**What this task involves**
The lines below may contain the word "true". Please count those that do and give the number alone.

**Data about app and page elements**
+-------+
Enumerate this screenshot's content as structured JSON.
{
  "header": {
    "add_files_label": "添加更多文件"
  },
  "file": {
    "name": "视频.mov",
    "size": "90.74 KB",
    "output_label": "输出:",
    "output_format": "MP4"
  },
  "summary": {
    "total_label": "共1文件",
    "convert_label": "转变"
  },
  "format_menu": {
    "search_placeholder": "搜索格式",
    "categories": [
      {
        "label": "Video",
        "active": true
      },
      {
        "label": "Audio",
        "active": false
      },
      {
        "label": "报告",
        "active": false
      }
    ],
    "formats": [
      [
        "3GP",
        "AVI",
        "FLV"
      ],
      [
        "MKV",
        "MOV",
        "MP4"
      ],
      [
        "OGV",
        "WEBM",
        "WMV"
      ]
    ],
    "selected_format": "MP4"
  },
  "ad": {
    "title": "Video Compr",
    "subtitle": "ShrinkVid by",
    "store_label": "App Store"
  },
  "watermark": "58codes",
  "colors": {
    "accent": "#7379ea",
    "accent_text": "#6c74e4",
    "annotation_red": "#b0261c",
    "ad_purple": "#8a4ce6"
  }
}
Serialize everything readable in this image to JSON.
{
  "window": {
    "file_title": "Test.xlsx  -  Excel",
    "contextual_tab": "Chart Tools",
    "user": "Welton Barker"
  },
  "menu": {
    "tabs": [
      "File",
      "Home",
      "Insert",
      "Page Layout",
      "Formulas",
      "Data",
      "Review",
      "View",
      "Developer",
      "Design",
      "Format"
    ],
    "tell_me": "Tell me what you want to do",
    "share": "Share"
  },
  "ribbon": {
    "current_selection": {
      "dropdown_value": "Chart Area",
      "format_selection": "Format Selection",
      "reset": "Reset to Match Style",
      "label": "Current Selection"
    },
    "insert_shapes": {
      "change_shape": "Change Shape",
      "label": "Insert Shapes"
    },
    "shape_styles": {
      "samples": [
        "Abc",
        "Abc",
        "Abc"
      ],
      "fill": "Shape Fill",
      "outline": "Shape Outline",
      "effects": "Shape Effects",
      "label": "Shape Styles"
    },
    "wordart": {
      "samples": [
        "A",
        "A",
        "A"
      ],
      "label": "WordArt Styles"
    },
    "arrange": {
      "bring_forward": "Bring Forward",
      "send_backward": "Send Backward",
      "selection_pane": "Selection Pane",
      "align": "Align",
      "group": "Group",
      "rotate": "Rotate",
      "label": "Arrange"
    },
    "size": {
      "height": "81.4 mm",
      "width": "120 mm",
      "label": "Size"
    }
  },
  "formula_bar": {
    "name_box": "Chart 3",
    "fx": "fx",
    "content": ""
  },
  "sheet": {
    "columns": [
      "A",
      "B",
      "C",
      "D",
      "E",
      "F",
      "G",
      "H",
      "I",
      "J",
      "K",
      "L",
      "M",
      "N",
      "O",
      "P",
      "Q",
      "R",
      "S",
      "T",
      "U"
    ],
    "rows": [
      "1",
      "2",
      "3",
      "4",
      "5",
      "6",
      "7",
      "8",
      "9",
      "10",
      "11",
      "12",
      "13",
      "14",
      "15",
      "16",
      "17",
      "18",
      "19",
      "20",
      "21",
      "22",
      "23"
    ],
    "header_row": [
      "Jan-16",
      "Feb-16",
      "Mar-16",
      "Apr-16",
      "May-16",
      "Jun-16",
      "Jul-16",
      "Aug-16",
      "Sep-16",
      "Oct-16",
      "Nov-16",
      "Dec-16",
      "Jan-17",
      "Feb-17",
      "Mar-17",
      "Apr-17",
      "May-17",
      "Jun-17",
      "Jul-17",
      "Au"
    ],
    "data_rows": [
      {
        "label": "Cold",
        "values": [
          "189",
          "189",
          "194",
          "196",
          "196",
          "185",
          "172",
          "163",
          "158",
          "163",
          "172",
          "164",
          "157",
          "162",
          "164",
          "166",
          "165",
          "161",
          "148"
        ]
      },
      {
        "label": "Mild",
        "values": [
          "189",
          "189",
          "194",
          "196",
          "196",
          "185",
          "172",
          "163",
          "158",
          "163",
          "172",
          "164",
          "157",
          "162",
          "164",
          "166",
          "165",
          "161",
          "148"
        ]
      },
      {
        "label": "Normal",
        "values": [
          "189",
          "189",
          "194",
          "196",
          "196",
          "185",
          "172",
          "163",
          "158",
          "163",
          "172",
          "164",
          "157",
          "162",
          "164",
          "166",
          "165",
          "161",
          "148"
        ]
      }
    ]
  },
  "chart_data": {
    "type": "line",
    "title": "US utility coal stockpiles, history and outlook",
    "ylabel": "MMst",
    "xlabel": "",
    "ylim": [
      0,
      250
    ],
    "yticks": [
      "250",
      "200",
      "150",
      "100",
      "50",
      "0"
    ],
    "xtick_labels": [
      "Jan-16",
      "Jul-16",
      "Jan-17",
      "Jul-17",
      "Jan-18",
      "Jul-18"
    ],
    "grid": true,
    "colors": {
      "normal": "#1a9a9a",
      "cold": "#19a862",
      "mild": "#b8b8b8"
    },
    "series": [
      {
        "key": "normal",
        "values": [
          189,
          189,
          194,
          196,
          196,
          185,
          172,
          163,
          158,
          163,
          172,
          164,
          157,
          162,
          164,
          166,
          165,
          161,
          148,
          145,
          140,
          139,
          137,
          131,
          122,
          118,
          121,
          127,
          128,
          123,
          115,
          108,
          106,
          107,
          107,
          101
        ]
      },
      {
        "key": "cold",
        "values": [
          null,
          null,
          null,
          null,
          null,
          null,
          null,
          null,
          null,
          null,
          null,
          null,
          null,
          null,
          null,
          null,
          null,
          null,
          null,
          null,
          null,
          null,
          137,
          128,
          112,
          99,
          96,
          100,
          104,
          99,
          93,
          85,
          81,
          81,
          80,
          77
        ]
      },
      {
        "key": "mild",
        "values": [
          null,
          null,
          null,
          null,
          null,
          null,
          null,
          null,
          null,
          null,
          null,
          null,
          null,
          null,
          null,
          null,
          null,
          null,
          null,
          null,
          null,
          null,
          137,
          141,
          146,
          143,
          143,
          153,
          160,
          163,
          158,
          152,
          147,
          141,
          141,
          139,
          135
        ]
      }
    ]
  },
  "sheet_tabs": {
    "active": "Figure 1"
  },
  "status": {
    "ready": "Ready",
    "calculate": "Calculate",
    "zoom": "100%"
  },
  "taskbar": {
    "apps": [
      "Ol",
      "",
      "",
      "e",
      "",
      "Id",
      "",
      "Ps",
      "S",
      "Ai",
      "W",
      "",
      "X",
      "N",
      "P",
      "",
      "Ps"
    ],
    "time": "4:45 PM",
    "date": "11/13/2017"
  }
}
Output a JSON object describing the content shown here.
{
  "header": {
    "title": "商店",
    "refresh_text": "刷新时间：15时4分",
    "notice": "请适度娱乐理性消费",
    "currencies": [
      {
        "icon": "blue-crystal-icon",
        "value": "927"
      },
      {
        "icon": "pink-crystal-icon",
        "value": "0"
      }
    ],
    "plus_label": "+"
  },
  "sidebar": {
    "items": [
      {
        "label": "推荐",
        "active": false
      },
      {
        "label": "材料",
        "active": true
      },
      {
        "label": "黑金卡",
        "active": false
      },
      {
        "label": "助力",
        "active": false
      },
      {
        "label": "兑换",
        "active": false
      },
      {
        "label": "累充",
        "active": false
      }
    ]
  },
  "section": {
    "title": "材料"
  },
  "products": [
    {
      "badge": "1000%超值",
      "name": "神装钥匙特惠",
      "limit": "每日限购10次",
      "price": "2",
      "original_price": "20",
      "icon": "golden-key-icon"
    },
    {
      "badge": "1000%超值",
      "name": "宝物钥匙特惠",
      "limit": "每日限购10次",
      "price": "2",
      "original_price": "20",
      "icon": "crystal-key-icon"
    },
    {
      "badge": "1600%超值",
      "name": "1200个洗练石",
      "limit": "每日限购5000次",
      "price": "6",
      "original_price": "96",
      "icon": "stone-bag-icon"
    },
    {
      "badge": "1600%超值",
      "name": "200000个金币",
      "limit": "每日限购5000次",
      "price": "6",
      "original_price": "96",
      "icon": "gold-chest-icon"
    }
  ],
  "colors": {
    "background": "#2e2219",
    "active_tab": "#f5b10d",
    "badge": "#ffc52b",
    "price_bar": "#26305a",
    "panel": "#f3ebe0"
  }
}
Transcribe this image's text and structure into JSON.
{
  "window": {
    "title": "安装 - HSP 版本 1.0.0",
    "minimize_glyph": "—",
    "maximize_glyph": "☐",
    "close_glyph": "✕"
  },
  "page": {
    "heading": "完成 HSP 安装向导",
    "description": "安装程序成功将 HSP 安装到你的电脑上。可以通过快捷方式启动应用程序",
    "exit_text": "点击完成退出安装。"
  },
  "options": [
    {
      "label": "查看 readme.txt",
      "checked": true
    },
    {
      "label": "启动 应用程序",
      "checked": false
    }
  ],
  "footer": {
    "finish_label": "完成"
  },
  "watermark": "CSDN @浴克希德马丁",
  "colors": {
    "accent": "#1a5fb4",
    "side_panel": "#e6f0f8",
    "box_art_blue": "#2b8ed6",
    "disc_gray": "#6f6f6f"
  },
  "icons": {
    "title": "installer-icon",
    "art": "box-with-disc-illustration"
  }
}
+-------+
**Output**
4